(Dataset rows describing interfaces)
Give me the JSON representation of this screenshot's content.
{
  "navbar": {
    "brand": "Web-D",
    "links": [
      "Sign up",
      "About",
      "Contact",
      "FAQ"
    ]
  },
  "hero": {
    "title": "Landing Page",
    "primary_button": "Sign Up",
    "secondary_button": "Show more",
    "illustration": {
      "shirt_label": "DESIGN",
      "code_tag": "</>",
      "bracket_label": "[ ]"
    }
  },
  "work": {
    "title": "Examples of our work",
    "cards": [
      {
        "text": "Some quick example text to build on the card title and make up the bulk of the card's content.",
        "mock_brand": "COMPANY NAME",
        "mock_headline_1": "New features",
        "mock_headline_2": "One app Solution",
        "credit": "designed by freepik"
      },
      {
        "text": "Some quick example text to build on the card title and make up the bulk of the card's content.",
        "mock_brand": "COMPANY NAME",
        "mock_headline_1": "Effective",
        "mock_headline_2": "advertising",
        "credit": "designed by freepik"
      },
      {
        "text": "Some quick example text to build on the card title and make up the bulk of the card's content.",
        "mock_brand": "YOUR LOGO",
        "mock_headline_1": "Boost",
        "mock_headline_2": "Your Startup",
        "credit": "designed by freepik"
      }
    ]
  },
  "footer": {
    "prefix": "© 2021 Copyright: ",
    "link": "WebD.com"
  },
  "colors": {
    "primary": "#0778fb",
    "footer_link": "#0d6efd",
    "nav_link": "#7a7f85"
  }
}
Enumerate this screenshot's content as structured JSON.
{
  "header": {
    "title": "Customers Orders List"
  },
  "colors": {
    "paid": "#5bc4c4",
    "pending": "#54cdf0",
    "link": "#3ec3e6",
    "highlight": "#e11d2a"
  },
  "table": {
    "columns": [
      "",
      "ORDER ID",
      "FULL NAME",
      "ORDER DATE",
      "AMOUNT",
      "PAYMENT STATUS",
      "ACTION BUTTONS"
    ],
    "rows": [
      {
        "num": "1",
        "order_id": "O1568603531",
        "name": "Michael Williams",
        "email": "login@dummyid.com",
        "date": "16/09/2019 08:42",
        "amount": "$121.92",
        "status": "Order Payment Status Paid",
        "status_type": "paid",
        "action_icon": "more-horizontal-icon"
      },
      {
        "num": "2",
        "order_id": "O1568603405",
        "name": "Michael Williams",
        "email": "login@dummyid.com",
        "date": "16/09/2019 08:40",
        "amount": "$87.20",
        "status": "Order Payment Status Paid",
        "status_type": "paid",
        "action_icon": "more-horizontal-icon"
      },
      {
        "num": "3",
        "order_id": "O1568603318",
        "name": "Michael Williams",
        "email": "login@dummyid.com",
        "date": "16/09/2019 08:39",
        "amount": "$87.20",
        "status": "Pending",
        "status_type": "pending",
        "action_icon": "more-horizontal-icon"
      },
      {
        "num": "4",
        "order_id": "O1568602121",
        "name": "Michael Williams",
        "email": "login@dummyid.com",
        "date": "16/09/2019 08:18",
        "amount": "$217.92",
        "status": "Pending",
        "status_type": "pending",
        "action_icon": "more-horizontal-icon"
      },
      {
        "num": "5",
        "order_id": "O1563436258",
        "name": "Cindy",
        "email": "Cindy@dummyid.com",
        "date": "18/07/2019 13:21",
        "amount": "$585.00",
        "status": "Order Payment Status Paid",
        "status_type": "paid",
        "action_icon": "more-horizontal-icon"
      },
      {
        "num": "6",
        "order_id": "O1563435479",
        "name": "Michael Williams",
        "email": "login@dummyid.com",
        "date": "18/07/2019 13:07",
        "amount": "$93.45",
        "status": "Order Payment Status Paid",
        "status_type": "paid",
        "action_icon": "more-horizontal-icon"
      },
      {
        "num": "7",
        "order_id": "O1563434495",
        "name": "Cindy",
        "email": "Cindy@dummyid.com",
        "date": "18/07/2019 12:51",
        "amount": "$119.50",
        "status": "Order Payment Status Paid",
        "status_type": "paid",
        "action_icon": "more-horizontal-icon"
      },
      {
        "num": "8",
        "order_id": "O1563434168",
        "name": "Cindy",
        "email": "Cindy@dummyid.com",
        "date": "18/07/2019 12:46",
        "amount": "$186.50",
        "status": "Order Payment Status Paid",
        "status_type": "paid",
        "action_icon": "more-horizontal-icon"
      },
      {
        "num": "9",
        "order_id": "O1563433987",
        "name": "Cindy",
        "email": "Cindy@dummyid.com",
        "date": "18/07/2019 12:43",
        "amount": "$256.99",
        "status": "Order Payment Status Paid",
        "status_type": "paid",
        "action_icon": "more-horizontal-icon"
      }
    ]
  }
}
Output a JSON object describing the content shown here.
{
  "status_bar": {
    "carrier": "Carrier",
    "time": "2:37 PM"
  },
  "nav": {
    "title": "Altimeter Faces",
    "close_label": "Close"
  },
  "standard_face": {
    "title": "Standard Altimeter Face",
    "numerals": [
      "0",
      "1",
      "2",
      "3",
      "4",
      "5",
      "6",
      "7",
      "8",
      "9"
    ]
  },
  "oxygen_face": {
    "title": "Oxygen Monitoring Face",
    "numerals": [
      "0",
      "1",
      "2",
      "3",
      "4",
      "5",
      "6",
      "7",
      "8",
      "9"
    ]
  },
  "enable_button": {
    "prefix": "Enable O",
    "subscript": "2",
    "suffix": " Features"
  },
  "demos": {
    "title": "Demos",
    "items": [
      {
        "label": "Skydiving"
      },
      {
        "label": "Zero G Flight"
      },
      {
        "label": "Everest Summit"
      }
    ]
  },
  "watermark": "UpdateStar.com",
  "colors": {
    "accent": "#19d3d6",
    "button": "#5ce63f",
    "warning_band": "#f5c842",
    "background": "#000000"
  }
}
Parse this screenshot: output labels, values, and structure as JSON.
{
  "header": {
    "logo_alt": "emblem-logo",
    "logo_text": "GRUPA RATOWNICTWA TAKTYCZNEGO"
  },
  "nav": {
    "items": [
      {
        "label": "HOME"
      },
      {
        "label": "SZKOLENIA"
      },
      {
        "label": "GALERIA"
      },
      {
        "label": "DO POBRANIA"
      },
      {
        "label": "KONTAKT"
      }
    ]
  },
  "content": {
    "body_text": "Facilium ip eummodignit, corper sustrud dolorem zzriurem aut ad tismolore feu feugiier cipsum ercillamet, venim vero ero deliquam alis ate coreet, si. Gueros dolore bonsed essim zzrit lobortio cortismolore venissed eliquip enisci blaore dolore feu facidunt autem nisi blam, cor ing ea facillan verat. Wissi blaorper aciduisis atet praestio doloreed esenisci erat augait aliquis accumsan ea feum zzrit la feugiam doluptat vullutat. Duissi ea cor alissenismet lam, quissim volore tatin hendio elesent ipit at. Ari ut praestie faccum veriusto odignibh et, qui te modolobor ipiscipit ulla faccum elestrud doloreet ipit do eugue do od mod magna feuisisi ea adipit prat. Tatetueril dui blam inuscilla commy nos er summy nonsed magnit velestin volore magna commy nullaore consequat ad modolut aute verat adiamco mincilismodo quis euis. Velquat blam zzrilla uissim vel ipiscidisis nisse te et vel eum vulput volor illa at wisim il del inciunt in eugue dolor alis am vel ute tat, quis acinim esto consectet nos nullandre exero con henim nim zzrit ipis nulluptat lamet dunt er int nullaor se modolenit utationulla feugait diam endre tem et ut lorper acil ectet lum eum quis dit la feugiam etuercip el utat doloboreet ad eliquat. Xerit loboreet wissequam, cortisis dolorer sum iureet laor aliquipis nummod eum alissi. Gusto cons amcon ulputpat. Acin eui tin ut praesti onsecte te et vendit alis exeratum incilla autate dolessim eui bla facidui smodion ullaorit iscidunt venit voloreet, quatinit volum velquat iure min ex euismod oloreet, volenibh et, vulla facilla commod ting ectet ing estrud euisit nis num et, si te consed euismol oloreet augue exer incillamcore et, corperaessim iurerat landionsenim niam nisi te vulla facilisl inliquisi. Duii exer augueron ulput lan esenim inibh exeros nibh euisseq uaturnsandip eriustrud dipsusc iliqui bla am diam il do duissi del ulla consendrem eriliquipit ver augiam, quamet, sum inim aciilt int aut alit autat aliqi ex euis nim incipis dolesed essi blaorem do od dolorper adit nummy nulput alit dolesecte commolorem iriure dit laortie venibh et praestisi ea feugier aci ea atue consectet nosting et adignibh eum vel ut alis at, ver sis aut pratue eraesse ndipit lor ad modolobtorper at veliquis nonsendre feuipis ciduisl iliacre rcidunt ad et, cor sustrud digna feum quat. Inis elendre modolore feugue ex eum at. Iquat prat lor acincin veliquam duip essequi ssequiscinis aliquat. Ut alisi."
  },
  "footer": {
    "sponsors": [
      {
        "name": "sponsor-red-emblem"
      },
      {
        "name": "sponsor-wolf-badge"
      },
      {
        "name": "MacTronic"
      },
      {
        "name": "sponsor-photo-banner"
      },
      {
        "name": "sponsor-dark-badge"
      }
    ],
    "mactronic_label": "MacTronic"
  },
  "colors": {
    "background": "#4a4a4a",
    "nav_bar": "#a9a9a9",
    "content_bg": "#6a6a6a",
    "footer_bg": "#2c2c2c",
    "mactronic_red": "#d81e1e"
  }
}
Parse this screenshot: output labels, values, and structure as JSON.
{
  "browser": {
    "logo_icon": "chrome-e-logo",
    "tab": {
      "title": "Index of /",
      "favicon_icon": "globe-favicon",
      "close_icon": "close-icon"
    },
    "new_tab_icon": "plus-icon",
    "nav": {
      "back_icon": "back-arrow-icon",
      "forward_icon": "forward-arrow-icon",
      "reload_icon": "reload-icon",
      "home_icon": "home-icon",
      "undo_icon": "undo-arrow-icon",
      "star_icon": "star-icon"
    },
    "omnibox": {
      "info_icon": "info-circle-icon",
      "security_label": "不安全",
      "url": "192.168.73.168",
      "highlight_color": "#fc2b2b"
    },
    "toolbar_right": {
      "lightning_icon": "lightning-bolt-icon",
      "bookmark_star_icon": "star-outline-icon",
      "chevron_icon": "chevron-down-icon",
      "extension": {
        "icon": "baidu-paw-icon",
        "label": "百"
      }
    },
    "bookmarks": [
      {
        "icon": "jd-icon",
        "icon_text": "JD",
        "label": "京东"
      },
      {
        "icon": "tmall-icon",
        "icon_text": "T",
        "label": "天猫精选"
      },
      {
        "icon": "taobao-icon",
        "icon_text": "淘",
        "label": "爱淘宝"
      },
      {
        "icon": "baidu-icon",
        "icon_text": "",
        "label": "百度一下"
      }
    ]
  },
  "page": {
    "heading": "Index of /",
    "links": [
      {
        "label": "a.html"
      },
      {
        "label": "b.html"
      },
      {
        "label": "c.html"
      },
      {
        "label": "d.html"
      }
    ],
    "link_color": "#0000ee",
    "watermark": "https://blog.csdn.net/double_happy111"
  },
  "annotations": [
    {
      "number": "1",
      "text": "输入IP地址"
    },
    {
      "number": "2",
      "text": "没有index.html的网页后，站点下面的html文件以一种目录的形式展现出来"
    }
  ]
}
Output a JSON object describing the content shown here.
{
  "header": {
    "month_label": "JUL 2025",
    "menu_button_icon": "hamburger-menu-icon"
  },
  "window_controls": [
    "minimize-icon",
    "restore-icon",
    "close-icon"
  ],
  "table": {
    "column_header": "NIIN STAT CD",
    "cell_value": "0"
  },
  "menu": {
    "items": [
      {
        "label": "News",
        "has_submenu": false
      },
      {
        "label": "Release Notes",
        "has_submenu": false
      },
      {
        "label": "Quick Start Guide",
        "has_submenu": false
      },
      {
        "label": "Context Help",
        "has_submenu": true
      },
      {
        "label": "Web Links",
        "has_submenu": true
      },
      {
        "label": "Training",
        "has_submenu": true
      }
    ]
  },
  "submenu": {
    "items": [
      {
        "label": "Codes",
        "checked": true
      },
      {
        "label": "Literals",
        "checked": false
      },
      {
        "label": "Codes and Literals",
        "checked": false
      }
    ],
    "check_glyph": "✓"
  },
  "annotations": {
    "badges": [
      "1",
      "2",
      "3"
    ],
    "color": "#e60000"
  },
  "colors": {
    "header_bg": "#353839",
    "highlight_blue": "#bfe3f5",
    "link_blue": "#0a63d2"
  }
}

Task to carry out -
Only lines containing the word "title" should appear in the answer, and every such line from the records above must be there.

Solution -
    "title": "Landing Page",
    "title": "Examples of our work",
        "text": "Some quick example text to build on the card title and make up the bulk of the card's content.",
        "text": "Some quick example text to build on the card title and make up the bulk of the card's content.",
        "text": "Some quick example text to build on the card title and make up the bulk of the card's content.",
    "title": "Customers Orders List"
    "title": "Altimeter Faces",
    "title": "Standard Altimeter Face",
    "title": "Oxygen Monitoring Face",
    "title": "Demos",
      "title": "Index of /",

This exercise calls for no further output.